● Prompt
All entries should be output exactly as they stand.

● Dataset
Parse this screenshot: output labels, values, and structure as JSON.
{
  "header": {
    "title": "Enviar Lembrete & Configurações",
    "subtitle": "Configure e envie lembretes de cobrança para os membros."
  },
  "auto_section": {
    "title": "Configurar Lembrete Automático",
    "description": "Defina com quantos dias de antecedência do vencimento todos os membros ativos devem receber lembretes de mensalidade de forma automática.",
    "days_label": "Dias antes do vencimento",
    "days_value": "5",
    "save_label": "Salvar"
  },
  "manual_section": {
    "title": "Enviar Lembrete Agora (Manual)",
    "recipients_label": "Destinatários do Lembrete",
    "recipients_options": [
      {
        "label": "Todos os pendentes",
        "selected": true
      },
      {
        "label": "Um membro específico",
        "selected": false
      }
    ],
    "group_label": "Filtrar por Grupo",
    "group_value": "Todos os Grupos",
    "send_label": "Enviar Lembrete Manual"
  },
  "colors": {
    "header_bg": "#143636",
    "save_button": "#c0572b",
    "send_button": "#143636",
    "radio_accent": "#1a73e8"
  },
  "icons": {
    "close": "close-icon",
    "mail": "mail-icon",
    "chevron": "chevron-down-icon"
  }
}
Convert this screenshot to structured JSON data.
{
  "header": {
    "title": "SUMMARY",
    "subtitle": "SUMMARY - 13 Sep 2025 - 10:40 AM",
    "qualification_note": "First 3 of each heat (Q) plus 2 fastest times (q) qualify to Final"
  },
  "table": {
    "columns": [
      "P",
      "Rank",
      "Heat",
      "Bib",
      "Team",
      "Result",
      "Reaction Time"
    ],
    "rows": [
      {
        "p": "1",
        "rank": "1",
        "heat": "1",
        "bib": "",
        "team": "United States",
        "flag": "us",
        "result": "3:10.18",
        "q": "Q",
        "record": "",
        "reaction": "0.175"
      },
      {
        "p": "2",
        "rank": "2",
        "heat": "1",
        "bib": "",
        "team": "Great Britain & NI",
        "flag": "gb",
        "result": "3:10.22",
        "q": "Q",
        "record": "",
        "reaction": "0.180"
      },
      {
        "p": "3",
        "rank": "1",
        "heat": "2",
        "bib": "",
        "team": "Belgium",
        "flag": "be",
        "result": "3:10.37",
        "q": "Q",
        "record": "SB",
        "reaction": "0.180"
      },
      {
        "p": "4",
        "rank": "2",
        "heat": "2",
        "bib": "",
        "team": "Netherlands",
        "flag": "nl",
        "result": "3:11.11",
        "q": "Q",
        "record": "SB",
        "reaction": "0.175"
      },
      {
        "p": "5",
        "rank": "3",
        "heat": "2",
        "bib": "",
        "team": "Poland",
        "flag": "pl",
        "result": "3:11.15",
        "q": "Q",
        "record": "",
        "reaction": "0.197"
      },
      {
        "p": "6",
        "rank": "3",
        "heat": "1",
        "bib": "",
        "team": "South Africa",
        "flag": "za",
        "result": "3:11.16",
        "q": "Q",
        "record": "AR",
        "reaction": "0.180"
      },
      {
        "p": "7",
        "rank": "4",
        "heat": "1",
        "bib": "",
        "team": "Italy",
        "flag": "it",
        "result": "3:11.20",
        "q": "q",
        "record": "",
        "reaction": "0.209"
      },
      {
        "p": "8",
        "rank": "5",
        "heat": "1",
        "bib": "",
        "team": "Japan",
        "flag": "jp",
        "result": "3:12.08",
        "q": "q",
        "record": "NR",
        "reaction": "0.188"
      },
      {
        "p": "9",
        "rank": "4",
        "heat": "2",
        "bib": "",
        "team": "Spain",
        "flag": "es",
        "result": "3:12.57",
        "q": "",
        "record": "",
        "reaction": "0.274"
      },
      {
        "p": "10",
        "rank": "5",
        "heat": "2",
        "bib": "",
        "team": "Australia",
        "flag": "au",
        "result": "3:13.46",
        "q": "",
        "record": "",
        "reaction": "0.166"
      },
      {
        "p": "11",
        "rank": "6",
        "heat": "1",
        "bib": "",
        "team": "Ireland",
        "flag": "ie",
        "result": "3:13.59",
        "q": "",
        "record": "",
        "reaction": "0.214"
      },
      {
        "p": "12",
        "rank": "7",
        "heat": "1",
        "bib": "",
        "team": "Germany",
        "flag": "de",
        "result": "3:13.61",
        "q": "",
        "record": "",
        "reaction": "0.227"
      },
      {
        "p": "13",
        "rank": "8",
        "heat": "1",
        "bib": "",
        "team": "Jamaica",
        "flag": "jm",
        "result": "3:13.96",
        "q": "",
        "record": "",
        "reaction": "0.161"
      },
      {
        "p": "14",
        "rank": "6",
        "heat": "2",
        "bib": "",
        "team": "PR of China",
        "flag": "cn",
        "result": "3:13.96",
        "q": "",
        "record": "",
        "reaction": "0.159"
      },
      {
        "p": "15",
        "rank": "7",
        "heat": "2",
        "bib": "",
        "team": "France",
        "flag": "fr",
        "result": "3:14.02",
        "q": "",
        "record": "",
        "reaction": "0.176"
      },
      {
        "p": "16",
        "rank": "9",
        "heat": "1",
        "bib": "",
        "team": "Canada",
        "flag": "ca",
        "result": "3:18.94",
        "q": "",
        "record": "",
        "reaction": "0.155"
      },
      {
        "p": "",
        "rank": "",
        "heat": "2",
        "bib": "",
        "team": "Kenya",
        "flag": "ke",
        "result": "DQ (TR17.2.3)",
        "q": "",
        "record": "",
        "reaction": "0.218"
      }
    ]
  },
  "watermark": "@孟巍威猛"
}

● Answer section
Parse this screenshot: output labels, values, and structure as JSON.
{
  "header": {
    "title": "Enviar Lembrete & Configurações",
    "subtitle": "Configure e envie lembretes de cobrança para os membros."
  },
  "auto_section": {
    "title": "Configurar Lembrete Automático",
    "description": "Defina com quantos dias de antecedência do vencimento todos os membros ativos devem receber lembretes de mensalidade de forma automática.",
    "days_label": "Dias antes do vencimento",
    "days_value": "5",
    "save_label": "Salvar"
  },
  "manual_section": {
    "title": "Enviar Lembrete Agora (Manual)",
    "recipients_label": "Destinatários do Lembrete",
    "recipients_options": [
      {
        "label": "Todos os pendentes",
        "selected": true
      },
      {
        "label": "Um membro específico",
        "selected": false
      }
    ],
    "group_label": "Filtrar por Grupo",
    "group_value": "Todos os Grupos",
    "send_label": "Enviar Lembrete Manual"
  },
  "colors": {
    "header_bg": "#143636",
    "save_button": "#c0572b",
    "send_button": "#143636",
    "radio_accent": "#1a73e8"
  },
  "icons": {
    "close": "close-icon",
    "mail": "mail-icon",
    "chevron": "chevron-down-icon"
  }
}
Convert this screenshot to structured JSON data.
{
  "header": {
    "title": "SUMMARY",
    "subtitle": "SUMMARY - 13 Sep 2025 - 10:40 AM",
    "qualification_note": "First 3 of each heat (Q) plus 2 fastest times (q) qualify to Final"
  },
  "table": {
    "columns": [
      "P",
      "Rank",
      "Heat",
      "Bib",
      "Team",
      "Result",
      "Reaction Time"
    ],
    "rows": [
      {
        "p": "1",
        "rank": "1",
        "heat": "1",
        "bib": "",
        "team": "United States",
        "flag": "us",
        "result": "3:10.18",
        "q": "Q",
        "record": "",
        "reaction": "0.175"
      },
      {
        "p": "2",
        "rank": "2",
        "heat": "1",
        "bib": "",
        "team": "Great Britain & NI",
        "flag": "gb",
        "result": "3:10.22",
        "q": "Q",
        "record": "",
        "reaction": "0.180"
      },
      {
        "p": "3",
        "rank": "1",
        "heat": "2",
        "bib": "",
        "team": "Belgium",
        "flag": "be",
        "result": "3:10.37",
        "q": "Q",
        "record": "SB",
        "reaction": "0.180"
      },
      {
        "p": "4",
        "rank": "2",
        "heat": "2",
        "bib": "",
        "team": "Netherlands",
        "flag": "nl",
        "result": "3:11.11",
        "q": "Q",
        "record": "SB",
        "reaction": "0.175"
      },
      {
        "p": "5",
        "rank": "3",
        "heat": "2",
        "bib": "",
        "team": "Poland",
        "flag": "pl",
        "result": "3:11.15",
        "q": "Q",
        "record": "",
        "reaction": "0.197"
      },
      {
        "p": "6",
        "rank": "3",
        "heat": "1",
        "bib": "",
        "team": "South Africa",
        "flag": "za",
        "result": "3:11.16",
        "q": "Q",
        "record": "AR",
        "reaction": "0.180"
      },
      {
        "p": "7",
        "rank": "4",
        "heat": "1",
        "bib": "",
        "team": "Italy",
        "flag": "it",
        "result": "3:11.20",
        "q": "q",
        "record": "",
        "reaction": "0.209"
      },
      {
        "p": "8",
        "rank": "5",
        "heat": "1",
        "bib": "",
        "team": "Japan",
        "flag": "jp",
        "result": "3:12.08",
        "q": "q",
        "record": "NR",
        "reaction": "0.188"
      },
      {
        "p": "9",
        "rank": "4",
        "heat": "2",
        "bib": "",
        "team": "Spain",
        "flag": "es",
        "result": "3:12.57",
        "q": "",
        "record": "",
        "reaction": "0.274"
      },
      {
        "p": "10",
        "rank": "5",
        "heat": "2",
        "bib": "",
        "team": "Australia",
        "flag": "au",
        "result": "3:13.46",
        "q": "",
        "record": "",
        "reaction": "0.166"
      },
      {
        "p": "11",
        "rank": "6",
        "heat": "1",
        "bib": "",
        "team": "Ireland",
        "flag": "ie",
        "result": "3:13.59",
        "q": "",
        "record": "",
        "reaction": "0.214"
      },
      {
        "p": "12",
        "rank": "7",
        "heat": "1",
        "bib": "",
        "team": "Germany",
        "flag": "de",
        "result": "3:13.61",
        "q": "",
        "record": "",
        "reaction": "0.227"
      },
      {
        "p": "13",
        "rank": "8",
        "heat": "1",
        "bib": "",
        "team": "Jamaica",
        "flag": "jm",
        "result": "3:13.96",
        "q": "",
        "record": "",
        "reaction": "0.161"
      },
      {
        "p": "14",
        "rank": "6",
        "heat": "2",
        "bib": "",
        "team": "PR of China",
        "flag": "cn",
        "result": "3:13.96",
        "q": "",
        "record": "",
        "reaction": "0.159"
      },
      {
        "p": "15",
        "rank": "7",
        "heat": "2",
        "bib": "",
        "team": "France",
        "flag": "fr",
        "result": "3:14.02",
        "q": "",
        "record": "",
        "reaction": "0.176"
      },
      {
        "p": "16",
        "rank": "9",
        "heat": "1",
        "bib": "",
        "team": "Canada",
        "flag": "ca",
        "result": "3:18.94",
        "q": "",
        "record": "",
        "reaction": "0.155"
      },
      {
        "p": "",
        "rank": "",
        "heat": "2",
        "bib": "",
        "team": "Kenya",
        "flag": "ke",
        "result": "DQ (TR17.2.3)",
        "q": "",
        "record": "",
        "reaction": "0.218"
      }
    ]
  },
  "watermark": "@孟巍威猛"
}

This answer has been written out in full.